“Oh, Ko!” said N’gori dismally, “this is a bad palaver!”

In the centre of his city, before a reproving squad of Houssas, a dumb man, taken in the act of armed aggression, N’gori stood.

“You’re a naughty boy,” said Bones, reproachfully, “and if jolly old Sanders were here ­my word, you’d catch it!”

N’gori listened to the unknown tongue, worried by its mystery.  “Lord, what happens to me?” he asked.

Bones looked very profound and scratched his head.  He looked at the Chief, at Bosambo, at the river all aglow in the early morning sunlight, at the Zaïre, with her sinister guns a-glitter, and then back at the Chief.  He was not well versed in the dialect of the Akasava, and Bosambo must be his interpreter.

“Very serious offence, old friend,” said Bones, solemnly; “awfully serious ­muckin’ about with spears and all that sort of thing.  I’ll have to make a dooce of an example of you ­yes, by Heaven!”

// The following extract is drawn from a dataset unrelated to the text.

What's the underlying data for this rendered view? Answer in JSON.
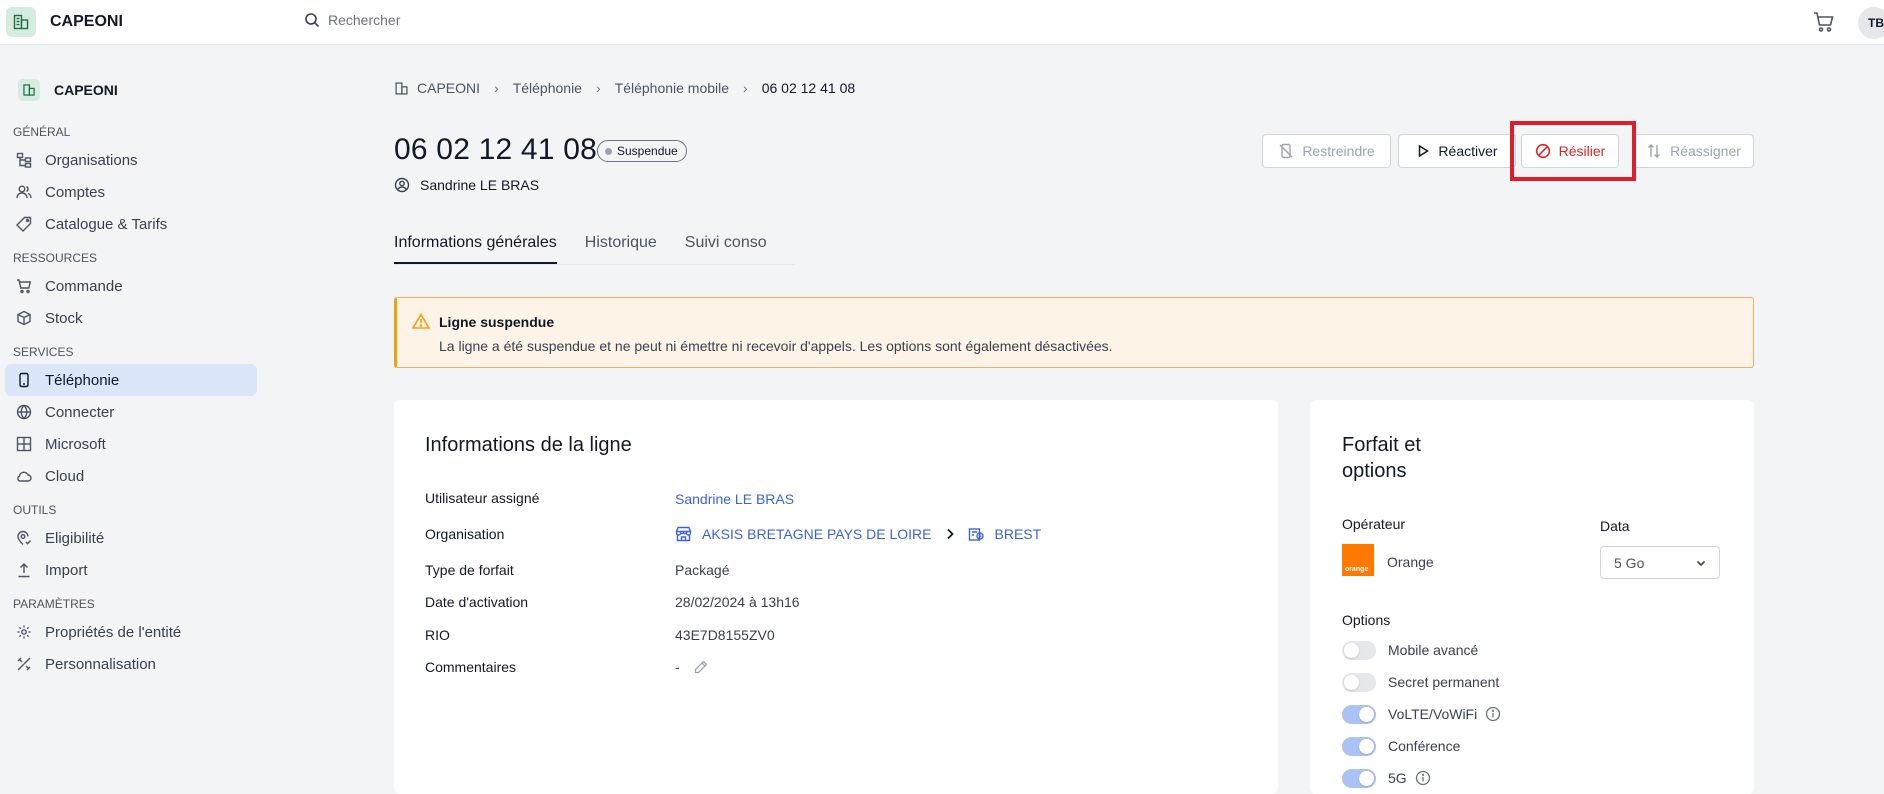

Bosambo heard and imperfectly understood.  He looked about for a likely tree where an unruly chief might sway with advantage to the community.

“You’re a bad, bad boy,” said Bones, shaking his head; “tell him.”

“Yes, sah!” said Bosambo.

“Tell him he’s fined ten dollars.”

But Bosambo did not speak:  there are moments too full for words and this was one of them.